My miter saw broke, and so did the Delta Miter Saw Stand that I’ve been using for almost a year.
For most carpenters, the miter saw is an absolute necessity. It’s a little funny since for the woodworker the table saw would be the most important stationary/bench tool. Now that I’m in the field, it’s the miter saw that sees the most use. Probably 3 to 1 compared to the table saw. (I couldn’t function long without either)
The Delta stand was nice but didn’t hold up to bouncing around in my Rolling Workshop. Neither did my Craftsman miter saw, but that’s a different post.
I replaced my saw and decided to ditch the Delta stand for my own “Shop Made” miter saw stand. Most of the really good crown guys I’ve come across have made their own unique stands to fit their workflow and the type of work they do. Therefore take my design with the idea of using the concept for your own needs rather than making an exact copy.

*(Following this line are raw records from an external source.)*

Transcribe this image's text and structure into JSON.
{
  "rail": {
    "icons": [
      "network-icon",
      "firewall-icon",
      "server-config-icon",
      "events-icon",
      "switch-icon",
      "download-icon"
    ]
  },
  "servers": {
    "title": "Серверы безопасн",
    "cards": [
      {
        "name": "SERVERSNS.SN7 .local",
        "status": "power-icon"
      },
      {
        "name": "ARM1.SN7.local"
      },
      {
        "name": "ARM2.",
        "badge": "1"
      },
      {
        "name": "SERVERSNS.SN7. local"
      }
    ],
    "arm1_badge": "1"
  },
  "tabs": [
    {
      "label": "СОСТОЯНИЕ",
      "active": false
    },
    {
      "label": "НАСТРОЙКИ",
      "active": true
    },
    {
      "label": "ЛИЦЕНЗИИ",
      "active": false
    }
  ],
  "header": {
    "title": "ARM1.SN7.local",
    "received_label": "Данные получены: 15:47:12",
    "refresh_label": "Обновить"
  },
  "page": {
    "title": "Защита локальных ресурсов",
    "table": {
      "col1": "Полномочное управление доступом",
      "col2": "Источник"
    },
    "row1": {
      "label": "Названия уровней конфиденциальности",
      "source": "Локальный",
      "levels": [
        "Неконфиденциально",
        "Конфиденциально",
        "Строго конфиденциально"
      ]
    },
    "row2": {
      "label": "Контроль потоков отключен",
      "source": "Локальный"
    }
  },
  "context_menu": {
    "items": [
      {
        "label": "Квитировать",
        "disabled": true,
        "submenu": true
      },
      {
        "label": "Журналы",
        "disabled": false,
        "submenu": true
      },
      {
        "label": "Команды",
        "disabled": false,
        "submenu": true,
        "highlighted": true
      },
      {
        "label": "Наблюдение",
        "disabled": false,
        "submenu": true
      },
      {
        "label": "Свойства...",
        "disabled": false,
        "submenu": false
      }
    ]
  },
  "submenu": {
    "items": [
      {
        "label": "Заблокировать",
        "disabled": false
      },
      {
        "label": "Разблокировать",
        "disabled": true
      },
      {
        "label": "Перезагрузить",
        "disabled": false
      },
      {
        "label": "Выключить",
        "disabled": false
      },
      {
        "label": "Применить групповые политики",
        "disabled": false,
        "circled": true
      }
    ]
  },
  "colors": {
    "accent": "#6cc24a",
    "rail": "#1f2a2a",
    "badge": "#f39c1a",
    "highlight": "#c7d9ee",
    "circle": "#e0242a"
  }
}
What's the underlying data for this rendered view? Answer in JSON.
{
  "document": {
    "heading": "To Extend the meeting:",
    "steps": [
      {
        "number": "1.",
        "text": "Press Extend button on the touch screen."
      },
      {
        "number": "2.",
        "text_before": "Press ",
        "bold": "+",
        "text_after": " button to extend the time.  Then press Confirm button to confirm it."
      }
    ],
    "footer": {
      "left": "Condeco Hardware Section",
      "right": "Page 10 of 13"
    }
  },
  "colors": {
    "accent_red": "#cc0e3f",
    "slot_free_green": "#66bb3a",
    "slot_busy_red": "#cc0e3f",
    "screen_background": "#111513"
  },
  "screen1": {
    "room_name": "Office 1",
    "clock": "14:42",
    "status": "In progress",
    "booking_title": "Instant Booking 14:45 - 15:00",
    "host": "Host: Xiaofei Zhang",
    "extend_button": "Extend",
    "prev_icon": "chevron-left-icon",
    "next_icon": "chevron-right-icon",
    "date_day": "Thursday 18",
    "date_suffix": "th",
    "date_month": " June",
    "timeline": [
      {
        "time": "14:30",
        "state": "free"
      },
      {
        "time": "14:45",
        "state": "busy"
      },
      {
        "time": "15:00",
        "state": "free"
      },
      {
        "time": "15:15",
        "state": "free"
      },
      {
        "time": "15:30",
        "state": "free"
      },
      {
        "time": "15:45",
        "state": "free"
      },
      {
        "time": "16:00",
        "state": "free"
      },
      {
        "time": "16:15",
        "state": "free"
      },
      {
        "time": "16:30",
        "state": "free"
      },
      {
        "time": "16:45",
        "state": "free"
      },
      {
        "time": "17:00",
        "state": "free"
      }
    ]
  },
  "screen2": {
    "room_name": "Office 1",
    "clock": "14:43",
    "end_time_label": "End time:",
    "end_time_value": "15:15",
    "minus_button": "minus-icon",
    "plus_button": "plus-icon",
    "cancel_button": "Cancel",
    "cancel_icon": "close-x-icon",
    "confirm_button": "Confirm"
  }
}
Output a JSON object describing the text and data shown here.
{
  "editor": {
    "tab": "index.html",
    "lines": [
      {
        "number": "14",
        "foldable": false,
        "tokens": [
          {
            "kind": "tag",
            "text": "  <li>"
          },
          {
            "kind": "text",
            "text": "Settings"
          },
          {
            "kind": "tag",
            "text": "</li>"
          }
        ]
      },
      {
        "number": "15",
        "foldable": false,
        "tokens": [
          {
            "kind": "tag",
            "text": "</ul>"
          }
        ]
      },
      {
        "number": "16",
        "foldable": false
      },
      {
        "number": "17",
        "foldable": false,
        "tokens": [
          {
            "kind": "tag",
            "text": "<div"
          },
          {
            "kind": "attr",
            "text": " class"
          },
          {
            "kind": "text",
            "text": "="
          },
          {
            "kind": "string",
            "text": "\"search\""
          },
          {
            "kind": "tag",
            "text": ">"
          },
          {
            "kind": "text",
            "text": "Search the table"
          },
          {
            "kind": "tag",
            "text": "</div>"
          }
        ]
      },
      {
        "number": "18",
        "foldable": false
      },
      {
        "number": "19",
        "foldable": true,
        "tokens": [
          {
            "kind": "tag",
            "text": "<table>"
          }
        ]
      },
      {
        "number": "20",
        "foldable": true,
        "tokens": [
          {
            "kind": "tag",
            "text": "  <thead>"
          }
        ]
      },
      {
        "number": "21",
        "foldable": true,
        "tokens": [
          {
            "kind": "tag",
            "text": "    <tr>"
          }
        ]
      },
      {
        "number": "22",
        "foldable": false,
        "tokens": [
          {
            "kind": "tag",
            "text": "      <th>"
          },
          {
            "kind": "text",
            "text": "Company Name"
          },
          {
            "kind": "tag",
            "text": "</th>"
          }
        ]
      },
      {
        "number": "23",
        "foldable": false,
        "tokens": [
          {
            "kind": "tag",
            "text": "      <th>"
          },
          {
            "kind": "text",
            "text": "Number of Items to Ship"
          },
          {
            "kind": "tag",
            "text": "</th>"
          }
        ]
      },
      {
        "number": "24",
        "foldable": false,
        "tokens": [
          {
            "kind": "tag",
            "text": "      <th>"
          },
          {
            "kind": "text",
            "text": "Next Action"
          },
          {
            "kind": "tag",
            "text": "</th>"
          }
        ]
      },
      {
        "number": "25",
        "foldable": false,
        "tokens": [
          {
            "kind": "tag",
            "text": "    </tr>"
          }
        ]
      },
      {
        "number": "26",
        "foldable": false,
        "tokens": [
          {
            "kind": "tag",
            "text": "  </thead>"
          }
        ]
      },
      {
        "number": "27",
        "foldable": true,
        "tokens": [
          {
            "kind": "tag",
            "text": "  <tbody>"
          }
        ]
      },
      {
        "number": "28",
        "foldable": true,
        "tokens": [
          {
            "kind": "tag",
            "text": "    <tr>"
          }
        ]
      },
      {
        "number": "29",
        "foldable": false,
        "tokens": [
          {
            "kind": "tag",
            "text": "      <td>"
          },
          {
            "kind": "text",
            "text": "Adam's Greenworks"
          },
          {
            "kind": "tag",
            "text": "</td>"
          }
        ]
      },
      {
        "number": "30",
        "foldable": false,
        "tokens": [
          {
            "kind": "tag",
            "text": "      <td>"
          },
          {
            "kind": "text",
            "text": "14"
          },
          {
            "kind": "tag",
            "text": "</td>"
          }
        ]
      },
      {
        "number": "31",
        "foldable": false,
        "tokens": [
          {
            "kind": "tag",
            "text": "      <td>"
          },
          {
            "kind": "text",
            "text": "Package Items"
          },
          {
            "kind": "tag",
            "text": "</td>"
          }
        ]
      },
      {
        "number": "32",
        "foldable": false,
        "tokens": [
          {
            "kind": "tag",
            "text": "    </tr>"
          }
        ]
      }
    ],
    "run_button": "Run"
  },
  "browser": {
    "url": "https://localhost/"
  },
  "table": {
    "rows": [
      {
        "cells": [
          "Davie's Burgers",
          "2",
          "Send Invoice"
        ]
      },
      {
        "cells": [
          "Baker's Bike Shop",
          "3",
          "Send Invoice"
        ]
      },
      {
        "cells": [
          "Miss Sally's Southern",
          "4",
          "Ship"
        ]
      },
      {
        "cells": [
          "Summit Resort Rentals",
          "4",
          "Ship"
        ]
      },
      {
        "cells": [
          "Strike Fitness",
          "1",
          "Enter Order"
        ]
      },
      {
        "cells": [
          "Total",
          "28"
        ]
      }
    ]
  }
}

Getting a different type of miter saw stand like this DeWalt was something I debated for a while. In the end, it was better to make what I wanted/needed than use a commercially available stand. The issue with the manufactured miter saw stands is that they are made as a “one-size-fits-all” product and that just doesn’t work. They’re are too many different miter saws and a huge variance in how they are used. Therefore making your own is the way I thing most people should go.
The stands for table saws are different in that they just hold the saw in position. The table saw itself is all the work surface you need, other than a simple out-feed table. Miter saw stands are asked to do a lot more.
My stand had to do several things.
- The first was to break down into a compact package that stored easily in my trailer. The Delta Stand took up A LOT of space. I wanted the stand to break in to 3 pieces: The base, and two extension wings. (I mounted a piece of plywood to the saw itself, so four if you want to be picky)
- The second thing was that I wanted at least 4ft on each side of the blade to hold material. I also wanted a large surface that I could lay a 2×12 on without it falling or tipping. Each wing is 4ft long and this gives me almost five feet of support on each side of the blade. That is plenty for my work.
- The third thing is that I wanted the stand to be made from on sheet of 3/4″ plywood. Home depot carries some nice Radita Pine 6-ply plywood that I really like for cabinets, jigs, and just about everything. It’s $30.00 a sheet in my area.
I didn’t really have a design in mind when I made the stand, just a concept. The stand definitely needs some improvements, but as far as the idea goes I think it is solid. I’m going to keep refining and tweaking it. One there I may show you how to build this design. But for now I’m just sharing my “proof-of-concept” for you to use for inspiration for your own.
Also here is another DIY stand that a carpenter made to meet his needs. It’s what inspired me to make my own.